There are two main schools of thought on income inequality: The fatalists, who contend that rising inequality is the ineluctable result of a changing economy, and the redistributionists, who blame a skewed tax system and lethargic government. Perhaps it’s time to consider a third.
Cynthia and Gerald Matthews left a booming property market in Ottawa, the Canadian capital, to buy a home in Bloomington, Indiana, where real estate prices are beginning to recover from a five-year slump.
Lawrence Summers’s personal website includes two biographies and traces his career from Harvard University president to director of President Barack Obama’s National Economic Council. The site says he’s now teaching at Harvard and serving on corporate and nonprofit boards.
Senator Orrin Hatch is pushing an overhaul of public pensions that would let life insurers grab a bigger share of the $3 trillion in state and local funds, a potential windfall for companies such as MetLife Inc. and Prudential Financial Inc.
Dean Maki , chief U.S. economist at Barclays Capital, says the worst is over for the U.S. housing sector.
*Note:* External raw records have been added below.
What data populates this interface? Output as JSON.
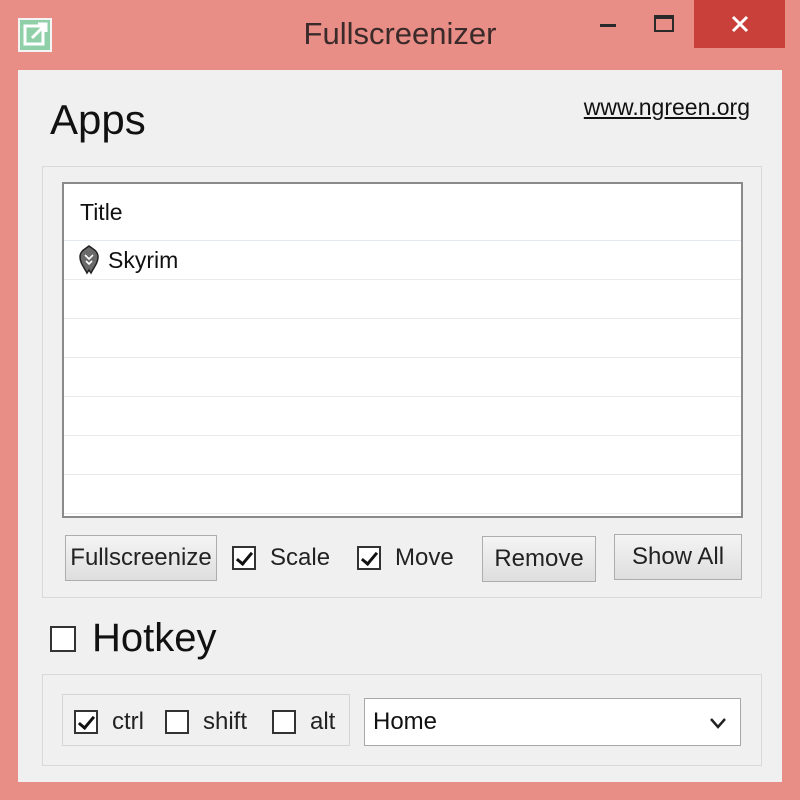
{
  "window": {
    "title": "Fullscreenizer",
    "controls": {
      "minimize": "—",
      "maximize": "☐",
      "close": "✕"
    },
    "colors": {
      "frame": "#e98d87",
      "close": "#c9403a",
      "client": "#f0f0f0"
    }
  },
  "apps": {
    "heading": "Apps",
    "link": "www.ngreen.org",
    "list": {
      "column_header": "Title",
      "rows": [
        {
          "icon": "skyrim-dragon-icon",
          "title": "Skyrim"
        }
      ]
    },
    "buttons": {
      "fullscreenize": "Fullscreenize",
      "remove": "Remove",
      "show_all": "Show All"
    },
    "checkboxes": {
      "scale": {
        "label": "Scale",
        "checked": true
      },
      "move": {
        "label": "Move",
        "checked": true
      }
    }
  },
  "hotkey": {
    "label": "Hotkey",
    "checked": false,
    "modifiers": {
      "ctrl": {
        "label": "ctrl",
        "checked": true
      },
      "shift": {
        "label": "shift",
        "checked": false
      },
      "alt": {
        "label": "alt",
        "checked": false
      }
    },
    "key": {
      "selected": "Home"
    }
  }
}
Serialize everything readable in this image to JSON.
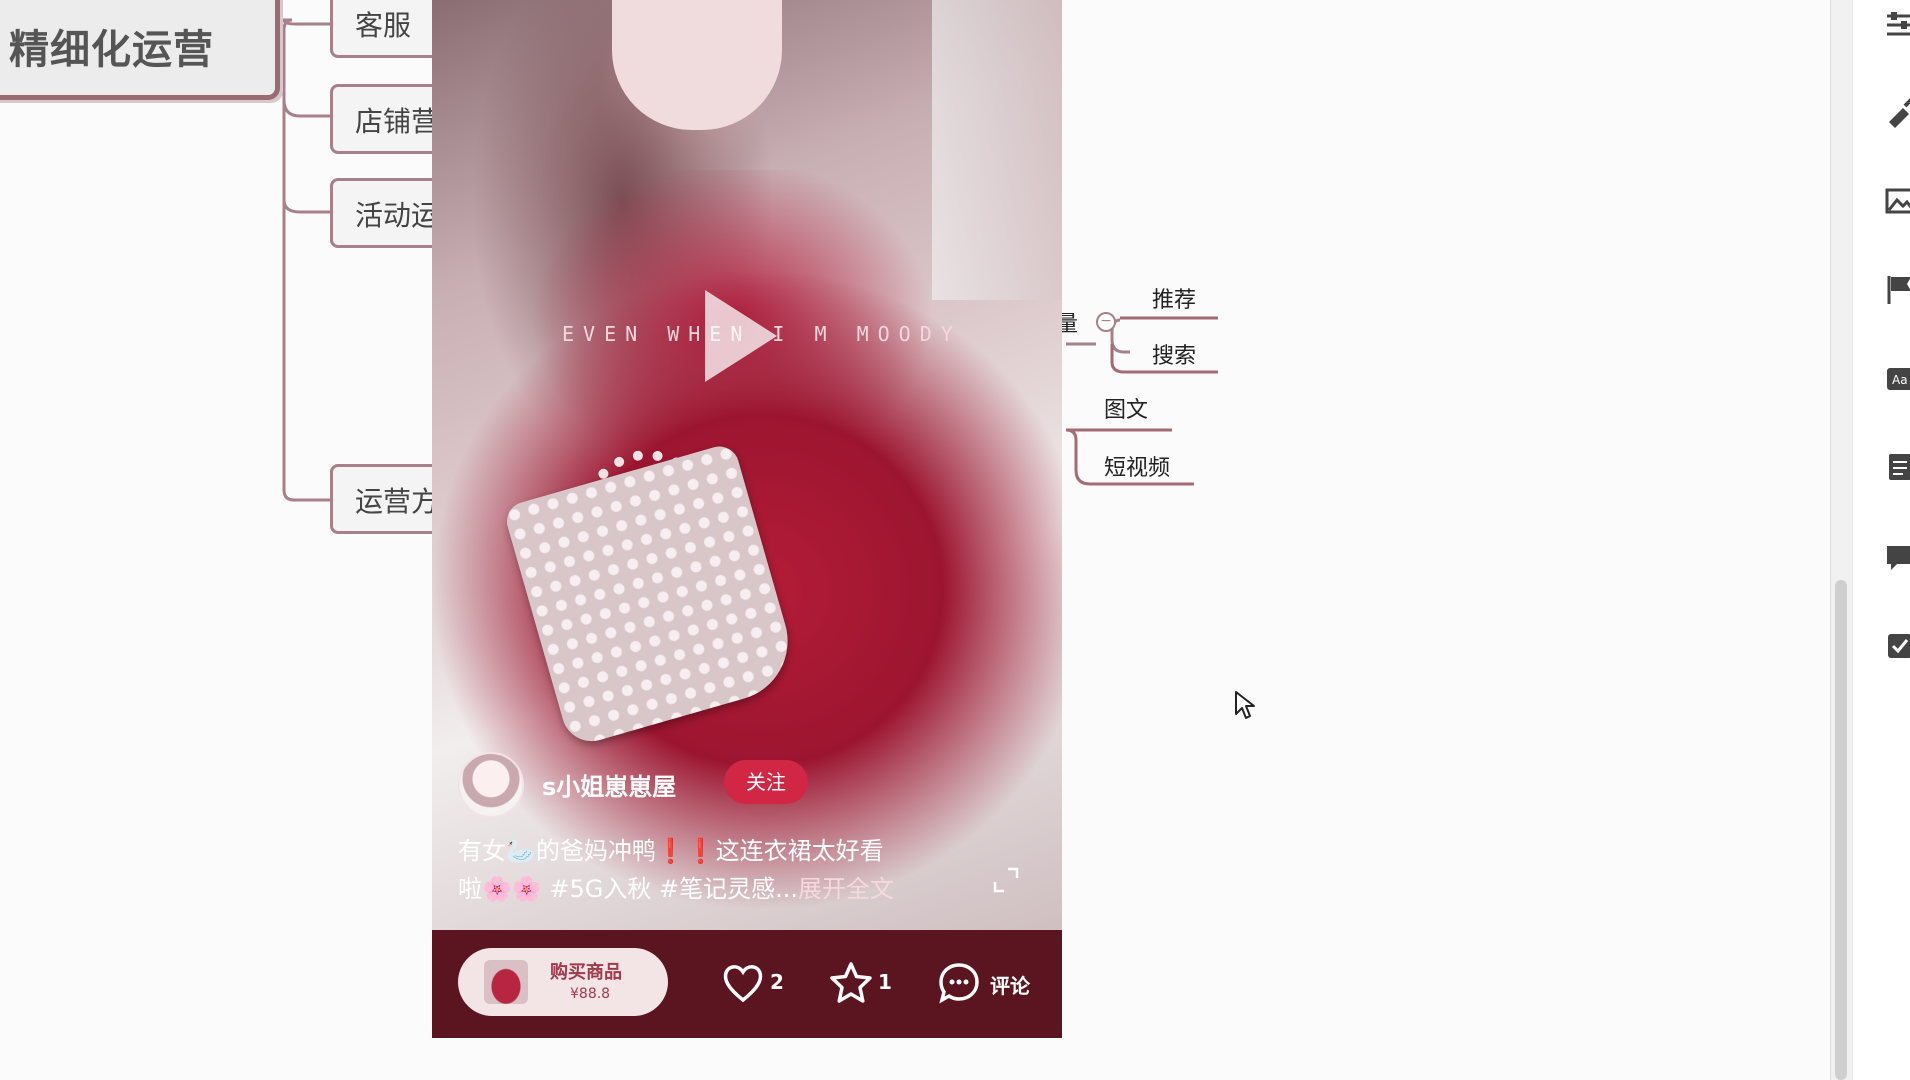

Dean Baker , co-director of the Center for Economic and Policy Research, expects another painful decline.